This run should be aired up on a Discovery Channel show in April called “Expedition Alaska.” Watch for my red boat.


Congratulations on the Farragut descent and the Discovery channel Expedition Alaska show - great film and a wonderful expedition. I’m a 53 year old film-maker and ex whitewater guide (Salmon River, a million years ago) and have done a quite a few trips in Alaska. I’m thinking about running the Aniakchak from the Caldera to the sea, as a part of my pilgrimage to visit some of the forgotten battlefields my dad served in in World War two, including the Aleutians and Port Heiden, where he was stationed in the 11 Airforce. He tried to climb Aniakchack in '44 but was turned back by deep snow. Anyway, that’s the vague plan. Wondering what sort of boat you think it could be done in, but I think I know what you’re going to say.

All the best,

Fraser Heston

Hi Fraser,

Aniakchak is super cool – I have heard. Never been there myself, but certainly plan to go, as a bunch of people who post here have done it and just rave about it. One fellow says it’s the best packrafting trip in the world, or maybe he said in Alaska, and he’s done my favorite packraft creek in the world, too, so Aniakchak has to be pretty darn nice if it’s better than Ship Creek :sunglasses:.

My advice would be to get a decked Llama. It’s more stable and with the new seat you sit more centered, even with a big boat which is a plus.
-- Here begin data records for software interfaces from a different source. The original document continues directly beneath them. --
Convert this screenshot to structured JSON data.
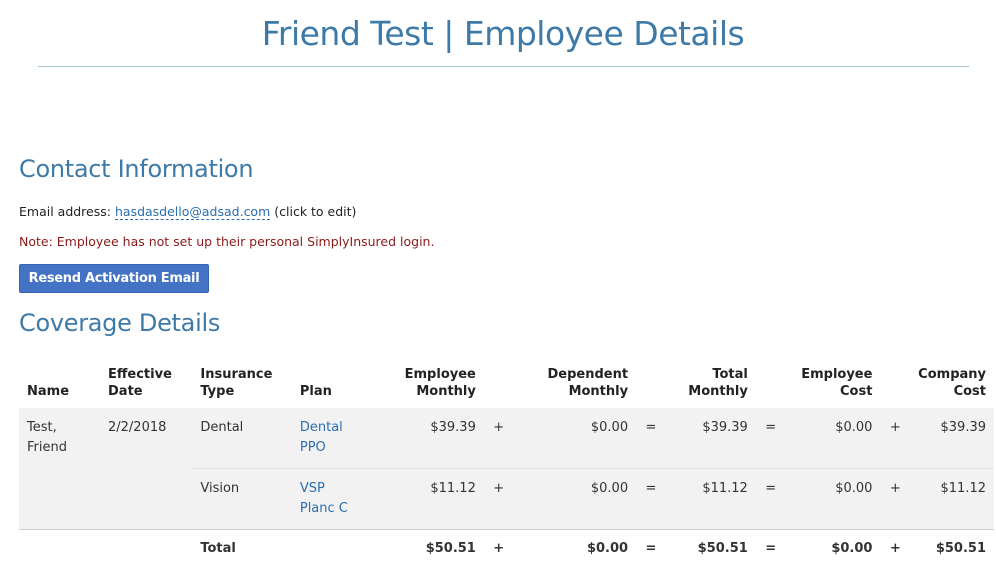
{
  "header": {
    "title": "Friend Test | Employee Details"
  },
  "contact": {
    "heading": "Contact Information",
    "email_label": "Email address:",
    "email_value": "hasdasdello@adsad.com",
    "email_hint": "(click to edit)",
    "note": "Note: Employee has not set up their personal SimplyInsured login.",
    "resend_label": "Resend Activation Email"
  },
  "coverage": {
    "heading": "Coverage Details",
    "columns": {
      "name": "Name",
      "effective_date_1": "Effective",
      "effective_date_2": "Date",
      "insurance_type_1": "Insurance",
      "insurance_type_2": "Type",
      "plan": "Plan",
      "employee_monthly_1": "Employee",
      "employee_monthly_2": "Monthly",
      "dependent_monthly_1": "Dependent",
      "dependent_monthly_2": "Monthly",
      "total_monthly_1": "Total",
      "total_monthly_2": "Monthly",
      "employee_cost_1": "Employee",
      "employee_cost_2": "Cost",
      "company_cost_1": "Company",
      "company_cost_2": "Cost"
    },
    "operators": {
      "plus": "+",
      "equals": "="
    },
    "employee": {
      "name_1": "Test,",
      "name_2": "Friend",
      "effective_date": "2/2/2018"
    },
    "rows": [
      {
        "insurance_type": "Dental",
        "plan_1": "Dental",
        "plan_2": "PPO",
        "employee_monthly": "$39.39",
        "dependent_monthly": "$0.00",
        "total_monthly": "$39.39",
        "employee_cost": "$0.00",
        "company_cost": "$39.39"
      },
      {
        "insurance_type": "Vision",
        "plan_1": "VSP",
        "plan_2": "Planc C",
        "employee_monthly": "$11.12",
        "dependent_monthly": "$0.00",
        "total_monthly": "$11.12",
        "employee_cost": "$0.00",
        "company_cost": "$11.12"
      }
    ],
    "total": {
      "label": "Total",
      "employee_monthly": "$50.51",
      "dependent_monthly": "$0.00",
      "total_monthly": "$50.51",
      "employee_cost": "$0.00",
      "company_cost": "$50.51"
    }
  },
  "colors": {
    "heading": "#3e7aa8",
    "link": "#2a6eb0",
    "note": "#8b1a1a",
    "button": "#4472c4",
    "row_shade": "#f2f2f2"
  }
}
I’d also suggest that you go hiking around Ft. Glenn (the secret millitary base from WWII) on Umnak Island and visit the geyser basin there. Pretty cool, if you can get out to the Aleutian Islands themselves. Umnak is the first island after Unalaska, where Dutch Harbor is. It’s a neat walk from Ft. Glenn to Nikolski, 60 miles in about a week, and there’s even some cool sea raft paddling to be done there, I suspect, when the weather’s nice.